Interface dataset entries:
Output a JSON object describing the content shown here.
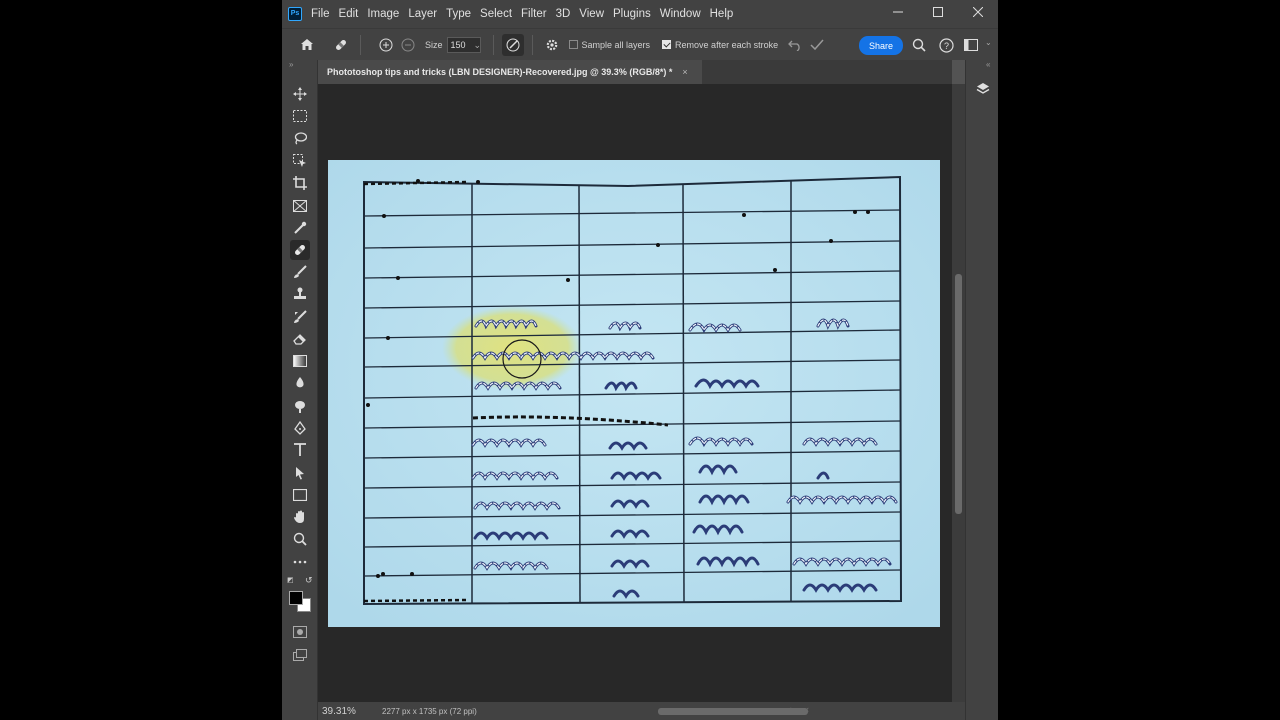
{
  "app": {
    "logo_text": "Ps",
    "menu": [
      "File",
      "Edit",
      "Image",
      "Layer",
      "Type",
      "Select",
      "Filter",
      "3D",
      "View",
      "Plugins",
      "Window",
      "Help"
    ],
    "window_controls": [
      "minimize-icon",
      "maximize-icon",
      "close-icon"
    ]
  },
  "options": {
    "size_label": "Size",
    "size_value": "150",
    "sample_all_layers_label": "Sample all layers",
    "sample_all_layers_checked": false,
    "remove_after_stroke_label": "Remove after each stroke",
    "remove_after_stroke_checked": true,
    "share_label": "Share"
  },
  "document": {
    "tab_title": "Phototoshop tips and tricks (LBN DESIGNER)-Recovered.jpg @ 39.3% (RGB/8*) *",
    "tab_close": "×"
  },
  "tools": [
    "move-icon",
    "marquee-icon",
    "lasso-icon",
    "object-select-icon",
    "crop-icon",
    "frame-icon",
    "eyedropper-icon",
    "healing-brush-icon",
    "brush-icon",
    "clone-stamp-icon",
    "history-brush-icon",
    "eraser-icon",
    "gradient-icon",
    "blur-icon",
    "dodge-icon",
    "pen-icon",
    "type-icon",
    "path-select-icon",
    "rectangle-icon",
    "hand-icon",
    "zoom-icon",
    "more-tools-icon"
  ],
  "colors": {
    "foreground": "#000000",
    "background": "#ffffff",
    "accent": "#1473e6",
    "paper": "#b9e0ef",
    "ink": "#2a3a6a"
  },
  "status": {
    "zoom": "39.31%",
    "dimensions": "2277 px x 1735 px (72 ppi)"
  }
}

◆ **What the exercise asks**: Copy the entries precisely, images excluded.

◆ **Exercise solution**:
Output a JSON object describing the content shown here.
{
  "app": {
    "logo_text": "Ps",
    "menu": [
      "File",
      "Edit",
      "Image",
      "Layer",
      "Type",
      "Select",
      "Filter",
      "3D",
      "View",
      "Plugins",
      "Window",
      "Help"
    ],
    "window_controls": [
      "minimize-icon",
      "maximize-icon",
      "close-icon"
    ]
  },
  "options": {
    "size_label": "Size",
    "size_value": "150",
    "sample_all_layers_label": "Sample all layers",
    "sample_all_layers_checked": false,
    "remove_after_stroke_label": "Remove after each stroke",
    "remove_after_stroke_checked": true,
    "share_label": "Share"
  },
  "document": {
    "tab_title": "Phototoshop tips and tricks (LBN DESIGNER)-Recovered.jpg @ 39.3% (RGB/8*) *",
    "tab_close": "×"
  },
  "tools": [
    "move-icon",
    "marquee-icon",
    "lasso-icon",
    "object-select-icon",
    "crop-icon",
    "frame-icon",
    "eyedropper-icon",
    "healing-brush-icon",
    "brush-icon",
    "clone-stamp-icon",
    "history-brush-icon",
    "eraser-icon",
    "gradient-icon",
    "blur-icon",
    "dodge-icon",
    "pen-icon",
    "type-icon",
    "path-select-icon",
    "rectangle-icon",
    "hand-icon",
    "zoom-icon",
    "more-tools-icon"
  ],
  "colors": {
    "foreground": "#000000",
    "background": "#ffffff",
    "accent": "#1473e6",
    "paper": "#b9e0ef",
    "ink": "#2a3a6a"
  },
  "status": {
    "zoom": "39.31%",
    "dimensions": "2277 px x 1735 px (72 ppi)"
  }
}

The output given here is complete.